Contingent Work and Its Contradictions: Towards a Moral Economy Framework



Bolton SC, Houlihan M & Laaser K (2012) Contingent Work and Its Contradictions: Towards a Moral Economy Framework. Journal of Business Ethics, 111 (1), pp. 121-132.

This article proposes the lens of moral economy as a useful ethical framework through which to assess HRM practice, with a particular focus on the strategic use of contingent work ('non-standard' employment practices including temporary, agency and outsourced work). While contingent work practices have a variety of impetuses we focus here on their strategic use in the pursuit of economic and flexibility goals. A review of the contingent work literature conveys mixed messages about its outcomes for individuals, and more opaquely, for organisations: on the one hand transferring risks yet on the other, creating opportunities. A moral economy lens views employment as a relationship rooted in a web of social dependencies, and considers that 'thick' relations produce valuable ethical surpluses that represent mutuality and human flourishing. Applying such an approach to the analysis of contingent work enables a fresh interpretation of contradictory individual and collective outcomes observed in the research literature. We suggest that evaluations informed by moral economy offer a more holistic appraisal of HRM practices such as contingent work, where both economic and social opportunities and costs can be more fully seen. In this way we not only highlight the ethical inadequacies of neglecting the human in HRM but also the conceptual pitfalls of analytically separating the economic from the social.

HRM; Contingent work; Employment; Moral economy; Ethics; Human flourishing; Personnel management ; Economics Moral and ethical aspects

Journal of Business Ethics: Volume 111, Issue 1

Publication date30/11/2012
PublisherSpringer Verlag

People (2)


Professor Sharon Bolton
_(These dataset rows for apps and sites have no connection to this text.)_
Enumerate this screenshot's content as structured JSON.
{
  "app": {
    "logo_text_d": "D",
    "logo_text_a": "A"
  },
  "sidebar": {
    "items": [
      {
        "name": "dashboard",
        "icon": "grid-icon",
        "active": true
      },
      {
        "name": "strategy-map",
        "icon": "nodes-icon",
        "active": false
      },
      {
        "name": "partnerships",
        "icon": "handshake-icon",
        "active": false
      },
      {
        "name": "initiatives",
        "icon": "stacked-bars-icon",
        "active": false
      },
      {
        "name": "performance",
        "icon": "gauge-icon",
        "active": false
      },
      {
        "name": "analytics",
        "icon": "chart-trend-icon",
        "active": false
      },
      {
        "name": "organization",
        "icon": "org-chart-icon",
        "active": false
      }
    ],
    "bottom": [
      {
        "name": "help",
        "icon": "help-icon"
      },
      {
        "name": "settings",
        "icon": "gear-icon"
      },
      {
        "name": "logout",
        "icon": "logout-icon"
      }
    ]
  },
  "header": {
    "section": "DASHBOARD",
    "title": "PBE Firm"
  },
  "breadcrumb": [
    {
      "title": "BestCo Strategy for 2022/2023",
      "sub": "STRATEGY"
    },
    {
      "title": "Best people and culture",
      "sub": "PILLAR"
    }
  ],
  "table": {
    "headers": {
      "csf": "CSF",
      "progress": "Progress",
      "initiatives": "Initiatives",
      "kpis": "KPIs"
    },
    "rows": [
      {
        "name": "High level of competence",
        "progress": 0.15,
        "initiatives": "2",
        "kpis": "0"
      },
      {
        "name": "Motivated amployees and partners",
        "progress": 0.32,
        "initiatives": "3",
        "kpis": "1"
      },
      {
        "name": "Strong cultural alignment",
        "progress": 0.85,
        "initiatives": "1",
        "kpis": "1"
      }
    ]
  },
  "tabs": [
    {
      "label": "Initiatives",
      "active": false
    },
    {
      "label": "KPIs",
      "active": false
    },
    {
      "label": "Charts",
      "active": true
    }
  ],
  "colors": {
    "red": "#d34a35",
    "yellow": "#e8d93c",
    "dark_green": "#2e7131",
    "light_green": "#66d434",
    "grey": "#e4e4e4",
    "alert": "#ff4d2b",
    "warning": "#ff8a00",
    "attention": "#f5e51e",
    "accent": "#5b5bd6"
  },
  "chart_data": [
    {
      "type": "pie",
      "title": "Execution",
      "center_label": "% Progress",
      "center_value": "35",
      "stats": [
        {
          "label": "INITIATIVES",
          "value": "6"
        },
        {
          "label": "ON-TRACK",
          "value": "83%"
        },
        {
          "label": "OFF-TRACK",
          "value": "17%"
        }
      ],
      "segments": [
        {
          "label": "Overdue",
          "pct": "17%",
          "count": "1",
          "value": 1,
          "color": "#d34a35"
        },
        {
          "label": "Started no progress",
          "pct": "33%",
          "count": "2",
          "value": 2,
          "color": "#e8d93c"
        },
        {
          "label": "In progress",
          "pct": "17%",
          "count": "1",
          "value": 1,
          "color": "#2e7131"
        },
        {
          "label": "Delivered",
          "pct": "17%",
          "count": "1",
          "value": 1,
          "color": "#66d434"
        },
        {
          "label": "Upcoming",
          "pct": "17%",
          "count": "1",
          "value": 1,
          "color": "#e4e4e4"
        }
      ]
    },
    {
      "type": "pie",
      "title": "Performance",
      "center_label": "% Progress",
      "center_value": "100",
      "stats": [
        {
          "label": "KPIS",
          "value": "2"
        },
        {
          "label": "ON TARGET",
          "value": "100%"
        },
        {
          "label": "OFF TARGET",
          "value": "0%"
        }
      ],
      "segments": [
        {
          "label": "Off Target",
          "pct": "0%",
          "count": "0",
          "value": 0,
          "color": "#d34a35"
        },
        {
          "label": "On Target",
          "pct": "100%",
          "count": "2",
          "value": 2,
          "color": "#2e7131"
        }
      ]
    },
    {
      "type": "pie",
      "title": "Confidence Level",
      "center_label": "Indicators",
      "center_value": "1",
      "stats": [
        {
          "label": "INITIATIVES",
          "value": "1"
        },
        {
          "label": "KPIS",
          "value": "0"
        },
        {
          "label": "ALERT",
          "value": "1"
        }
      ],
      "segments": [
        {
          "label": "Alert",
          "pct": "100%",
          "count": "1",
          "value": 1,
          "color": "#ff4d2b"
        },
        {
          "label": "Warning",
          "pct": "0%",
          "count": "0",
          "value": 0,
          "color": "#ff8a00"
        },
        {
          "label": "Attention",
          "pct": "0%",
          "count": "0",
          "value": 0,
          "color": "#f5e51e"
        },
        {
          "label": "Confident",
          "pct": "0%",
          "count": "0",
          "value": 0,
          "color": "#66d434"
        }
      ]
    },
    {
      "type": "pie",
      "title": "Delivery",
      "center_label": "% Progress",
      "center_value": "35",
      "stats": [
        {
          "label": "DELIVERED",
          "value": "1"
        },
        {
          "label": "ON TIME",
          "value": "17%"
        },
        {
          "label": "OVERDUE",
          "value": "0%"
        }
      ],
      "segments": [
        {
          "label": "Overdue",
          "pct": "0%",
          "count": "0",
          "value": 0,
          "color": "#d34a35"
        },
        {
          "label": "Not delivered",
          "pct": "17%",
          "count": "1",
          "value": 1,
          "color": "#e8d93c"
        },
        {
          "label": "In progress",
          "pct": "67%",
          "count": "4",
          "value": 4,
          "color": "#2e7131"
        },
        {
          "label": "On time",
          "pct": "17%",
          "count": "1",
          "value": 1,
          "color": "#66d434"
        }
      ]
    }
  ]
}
Professor Sharon Bolton

Emeritus Professor, Management, Work and Organisation

Dr Knut Laaser

Dr Knut Laaser

Lecturer, Management, Work and Organisation